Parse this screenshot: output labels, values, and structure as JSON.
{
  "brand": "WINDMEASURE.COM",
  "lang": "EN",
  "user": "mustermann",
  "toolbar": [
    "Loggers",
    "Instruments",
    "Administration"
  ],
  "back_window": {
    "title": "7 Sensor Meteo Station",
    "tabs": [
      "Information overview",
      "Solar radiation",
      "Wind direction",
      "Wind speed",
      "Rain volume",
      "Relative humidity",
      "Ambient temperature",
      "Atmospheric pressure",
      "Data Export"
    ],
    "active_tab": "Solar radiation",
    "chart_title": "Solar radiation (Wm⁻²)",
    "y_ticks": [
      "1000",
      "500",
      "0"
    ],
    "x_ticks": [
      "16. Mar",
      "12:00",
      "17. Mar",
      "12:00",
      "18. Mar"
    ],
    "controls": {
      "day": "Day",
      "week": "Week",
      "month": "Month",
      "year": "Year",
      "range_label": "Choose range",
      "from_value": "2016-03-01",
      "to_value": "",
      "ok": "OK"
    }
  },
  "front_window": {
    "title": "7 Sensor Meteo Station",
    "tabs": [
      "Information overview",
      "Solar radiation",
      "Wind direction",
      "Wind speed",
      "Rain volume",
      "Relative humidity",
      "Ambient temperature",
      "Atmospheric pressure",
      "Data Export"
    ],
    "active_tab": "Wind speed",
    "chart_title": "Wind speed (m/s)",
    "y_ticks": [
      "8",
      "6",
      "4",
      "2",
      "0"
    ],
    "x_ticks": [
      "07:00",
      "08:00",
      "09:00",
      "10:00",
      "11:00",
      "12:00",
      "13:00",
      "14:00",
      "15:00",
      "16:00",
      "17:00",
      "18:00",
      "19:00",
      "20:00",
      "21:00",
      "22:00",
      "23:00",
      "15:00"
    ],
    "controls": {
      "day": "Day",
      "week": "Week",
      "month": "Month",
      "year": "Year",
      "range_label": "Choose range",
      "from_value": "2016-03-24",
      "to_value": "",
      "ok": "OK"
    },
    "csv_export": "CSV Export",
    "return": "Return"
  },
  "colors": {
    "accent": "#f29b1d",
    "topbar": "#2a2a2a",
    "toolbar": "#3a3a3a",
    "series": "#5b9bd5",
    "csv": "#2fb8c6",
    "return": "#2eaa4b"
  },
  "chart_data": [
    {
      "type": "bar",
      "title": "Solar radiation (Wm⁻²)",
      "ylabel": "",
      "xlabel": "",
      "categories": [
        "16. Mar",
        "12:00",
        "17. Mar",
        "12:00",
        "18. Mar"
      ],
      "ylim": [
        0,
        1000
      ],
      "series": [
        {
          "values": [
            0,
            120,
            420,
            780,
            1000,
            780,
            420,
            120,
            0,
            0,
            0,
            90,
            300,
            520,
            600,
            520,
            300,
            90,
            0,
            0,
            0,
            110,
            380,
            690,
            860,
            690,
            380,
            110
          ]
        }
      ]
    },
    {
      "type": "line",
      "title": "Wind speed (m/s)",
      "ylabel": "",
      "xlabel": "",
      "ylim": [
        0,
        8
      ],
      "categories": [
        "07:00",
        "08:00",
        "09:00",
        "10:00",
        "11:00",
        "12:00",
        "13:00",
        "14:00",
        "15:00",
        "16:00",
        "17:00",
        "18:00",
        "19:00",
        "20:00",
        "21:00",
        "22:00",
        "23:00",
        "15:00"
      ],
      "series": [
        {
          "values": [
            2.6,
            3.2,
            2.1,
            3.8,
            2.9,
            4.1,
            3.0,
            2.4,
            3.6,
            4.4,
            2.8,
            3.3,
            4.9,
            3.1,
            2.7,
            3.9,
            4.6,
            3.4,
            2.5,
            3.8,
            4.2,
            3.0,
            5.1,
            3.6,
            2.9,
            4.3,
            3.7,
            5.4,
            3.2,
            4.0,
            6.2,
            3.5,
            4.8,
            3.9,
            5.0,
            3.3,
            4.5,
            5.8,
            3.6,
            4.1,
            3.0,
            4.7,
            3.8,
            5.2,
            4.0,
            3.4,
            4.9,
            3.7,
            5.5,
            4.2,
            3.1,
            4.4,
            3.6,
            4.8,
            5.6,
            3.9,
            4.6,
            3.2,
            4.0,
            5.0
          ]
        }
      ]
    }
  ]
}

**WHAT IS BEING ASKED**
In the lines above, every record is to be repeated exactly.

**OUTPUT OF THE TASK**
Parse this screenshot: output labels, values, and structure as JSON.
{
  "brand": "WINDMEASURE.COM",
  "lang": "EN",
  "user": "mustermann",
  "toolbar": [
    "Loggers",
    "Instruments",
    "Administration"
  ],
  "back_window": {
    "title": "7 Sensor Meteo Station",
    "tabs": [
      "Information overview",
      "Solar radiation",
      "Wind direction",
      "Wind speed",
      "Rain volume",
      "Relative humidity",
      "Ambient temperature",
      "Atmospheric pressure",
      "Data Export"
    ],
    "active_tab": "Solar radiation",
    "chart_title": "Solar radiation (Wm⁻²)",
    "y_ticks": [
      "1000",
      "500",
      "0"
    ],
    "x_ticks": [
      "16. Mar",
      "12:00",
      "17. Mar",
      "12:00",
      "18. Mar"
    ],
    "controls": {
      "day": "Day",
      "week": "Week",
      "month": "Month",
      "year": "Year",
      "range_label": "Choose range",
      "from_value": "2016-03-01",
      "to_value": "",
      "ok": "OK"
    }
  },
  "front_window": {
    "title": "7 Sensor Meteo Station",
    "tabs": [
      "Information overview",
      "Solar radiation",
      "Wind direction",
      "Wind speed",
      "Rain volume",
      "Relative humidity",
      "Ambient temperature",
      "Atmospheric pressure",
      "Data Export"
    ],
    "active_tab": "Wind speed",
    "chart_title": "Wind speed (m/s)",
    "y_ticks": [
      "8",
      "6",
      "4",
      "2",
      "0"
    ],
    "x_ticks": [
      "07:00",
      "08:00",
      "09:00",
      "10:00",
      "11:00",
      "12:00",
      "13:00",
      "14:00",
      "15:00",
      "16:00",
      "17:00",
      "18:00",
      "19:00",
      "20:00",
      "21:00",
      "22:00",
      "23:00",
      "15:00"
    ],
    "controls": {
      "day": "Day",
      "week": "Week",
      "month": "Month",
      "year": "Year",
      "range_label": "Choose range",
      "from_value": "2016-03-24",
      "to_value": "",
      "ok": "OK"
    },
    "csv_export": "CSV Export",
    "return": "Return"
  },
  "colors": {
    "accent": "#f29b1d",
    "topbar": "#2a2a2a",
    "toolbar": "#3a3a3a",
    "series": "#5b9bd5",
    "csv": "#2fb8c6",
    "return": "#2eaa4b"
  },
  "chart_data": [
    {
      "type": "bar",
      "title": "Solar radiation (Wm⁻²)",
      "ylabel": "",
      "xlabel": "",
      "categories": [
        "16. Mar",
        "12:00",
        "17. Mar",
        "12:00",
        "18. Mar"
      ],
      "ylim": [
        0,
        1000
      ],
      "series": [
        {
          "values": [
            0,
            120,
            420,
            780,
            1000,
            780,
            420,
            120,
            0,
            0,
            0,
            90,
            300,
            520,
            600,
            520,
            300,
            90,
            0,
            0,
            0,
            110,
            380,
            690,
            860,
            690,
            380,
            110
          ]
        }
      ]
    },
    {
      "type": "line",
      "title": "Wind speed (m/s)",
      "ylabel": "",
      "xlabel": "",
      "ylim": [
        0,
        8
      ],
      "categories": [
        "07:00",
        "08:00",
        "09:00",
        "10:00",
        "11:00",
        "12:00",
        "13:00",
        "14:00",
        "15:00",
        "16:00",
        "17:00",
        "18:00",
        "19:00",
        "20:00",
        "21:00",
        "22:00",
        "23:00",
        "15:00"
      ],
      "series": [
        {
          "values": [
            2.6,
            3.2,
            2.1,
            3.8,
            2.9,
            4.1,
            3.0,
            2.4,
            3.6,
            4.4,
            2.8,
            3.3,
            4.9,
            3.1,
            2.7,
            3.9,
            4.6,
            3.4,
            2.5,
            3.8,
            4.2,
            3.0,
            5.1,
            3.6,
            2.9,
            4.3,
            3.7,
            5.4,
            3.2,
            4.0,
            6.2,
            3.5,
            4.8,
            3.9,
            5.0,
            3.3,
            4.5,
            5.8,
            3.6,
            4.1,
            3.0,
            4.7,
            3.8,
            5.2,
            4.0,
            3.4,
            4.9,
            3.7,
            5.5,
            4.2,
            3.1,
            4.4,
            3.6,
            4.8,
            5.6,
            3.9,
            4.6,
            3.2,
            4.0,
            5.0
          ]
        }
      ]
    }
  ]
}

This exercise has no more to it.